The barn-storming antics, while based on reality, was also familiar to most audience members of the film, as the same playfulness, and razzle-dazzle shown by The Bingo Long Traveling All-Stars & Motor Kings was practiced by the well-known Harlem Globetrotters, who's history in basketball is almost a direct parallel to the racism of the baseball leagues.
In this film, Richard Pryor portrayed two characters; Charlie Snow, who also impersonated a Cuban named "Carlos Nevada", as well as a Native American Indian named "Chief Takahoma". Pryor played three roles in Which Way Is Up? (1977).
James Earl Jones and Billy Dee Williams share names which contain a middle name, as well (Mr. Williams actual middle name is "December", but shortened for his professional name). Both use their full name as the screen union(s) (SAG and AFTRA used to be seperate unions) would not allow more than one actor to use a (full) name, and as there were a "James Jones", and a "Billy (or William) Williams", it enabled them both to legitimately keep their given names, professionally.
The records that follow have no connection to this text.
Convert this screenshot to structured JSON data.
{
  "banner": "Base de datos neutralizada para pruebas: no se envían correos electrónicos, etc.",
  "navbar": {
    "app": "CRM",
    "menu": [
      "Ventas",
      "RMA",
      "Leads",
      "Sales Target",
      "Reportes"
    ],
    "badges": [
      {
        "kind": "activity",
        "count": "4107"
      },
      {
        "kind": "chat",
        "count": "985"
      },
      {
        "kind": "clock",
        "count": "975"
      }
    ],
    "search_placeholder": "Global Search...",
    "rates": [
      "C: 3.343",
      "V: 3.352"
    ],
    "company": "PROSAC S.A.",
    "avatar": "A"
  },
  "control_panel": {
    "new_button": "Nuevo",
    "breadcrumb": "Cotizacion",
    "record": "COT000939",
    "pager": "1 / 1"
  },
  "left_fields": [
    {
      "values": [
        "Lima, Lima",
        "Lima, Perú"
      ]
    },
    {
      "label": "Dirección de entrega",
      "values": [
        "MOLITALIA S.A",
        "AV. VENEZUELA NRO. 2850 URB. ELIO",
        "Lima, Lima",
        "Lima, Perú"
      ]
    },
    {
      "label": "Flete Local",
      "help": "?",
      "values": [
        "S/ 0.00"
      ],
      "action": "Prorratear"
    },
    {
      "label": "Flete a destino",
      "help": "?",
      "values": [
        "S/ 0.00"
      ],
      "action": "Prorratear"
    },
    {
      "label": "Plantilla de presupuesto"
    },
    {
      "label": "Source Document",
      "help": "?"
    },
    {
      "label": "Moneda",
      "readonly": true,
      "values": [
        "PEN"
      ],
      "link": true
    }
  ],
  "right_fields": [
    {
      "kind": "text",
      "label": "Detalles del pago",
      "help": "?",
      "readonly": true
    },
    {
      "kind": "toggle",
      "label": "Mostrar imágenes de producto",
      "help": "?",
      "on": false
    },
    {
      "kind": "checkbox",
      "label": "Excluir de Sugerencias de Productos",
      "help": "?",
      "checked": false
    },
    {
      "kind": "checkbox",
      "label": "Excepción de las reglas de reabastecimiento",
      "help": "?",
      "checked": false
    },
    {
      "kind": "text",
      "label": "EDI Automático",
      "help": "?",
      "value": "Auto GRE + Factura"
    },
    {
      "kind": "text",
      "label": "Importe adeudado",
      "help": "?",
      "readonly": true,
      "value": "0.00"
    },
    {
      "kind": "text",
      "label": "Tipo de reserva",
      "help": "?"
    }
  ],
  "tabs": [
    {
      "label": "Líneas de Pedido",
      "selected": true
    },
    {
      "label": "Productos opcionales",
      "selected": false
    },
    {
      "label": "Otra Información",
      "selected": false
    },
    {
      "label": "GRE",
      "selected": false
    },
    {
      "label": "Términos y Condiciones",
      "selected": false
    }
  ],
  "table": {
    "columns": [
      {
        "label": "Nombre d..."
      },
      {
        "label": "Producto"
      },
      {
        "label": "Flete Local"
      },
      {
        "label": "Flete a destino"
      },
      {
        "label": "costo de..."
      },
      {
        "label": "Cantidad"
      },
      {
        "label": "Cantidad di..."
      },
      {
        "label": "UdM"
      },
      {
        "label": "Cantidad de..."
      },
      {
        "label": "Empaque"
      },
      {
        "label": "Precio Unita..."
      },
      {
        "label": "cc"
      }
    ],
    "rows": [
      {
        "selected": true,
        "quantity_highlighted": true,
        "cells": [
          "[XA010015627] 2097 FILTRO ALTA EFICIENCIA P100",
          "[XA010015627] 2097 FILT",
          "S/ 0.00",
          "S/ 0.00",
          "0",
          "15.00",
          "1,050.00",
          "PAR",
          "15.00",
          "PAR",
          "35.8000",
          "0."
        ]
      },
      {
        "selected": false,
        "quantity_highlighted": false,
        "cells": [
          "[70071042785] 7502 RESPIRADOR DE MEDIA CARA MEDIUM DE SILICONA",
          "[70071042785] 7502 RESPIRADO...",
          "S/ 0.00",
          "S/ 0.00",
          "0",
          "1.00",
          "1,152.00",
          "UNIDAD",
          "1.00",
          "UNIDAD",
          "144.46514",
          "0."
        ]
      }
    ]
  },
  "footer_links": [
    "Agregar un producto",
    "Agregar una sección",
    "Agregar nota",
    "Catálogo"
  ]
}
The first black major league player was in 1905 and whom they passed off to be a Puerto Rican , but didn't speak a word of Spanish! Richard Pryor took that historical character into one of his in the movie, saying he was a Cuban who wanted to play in the majors!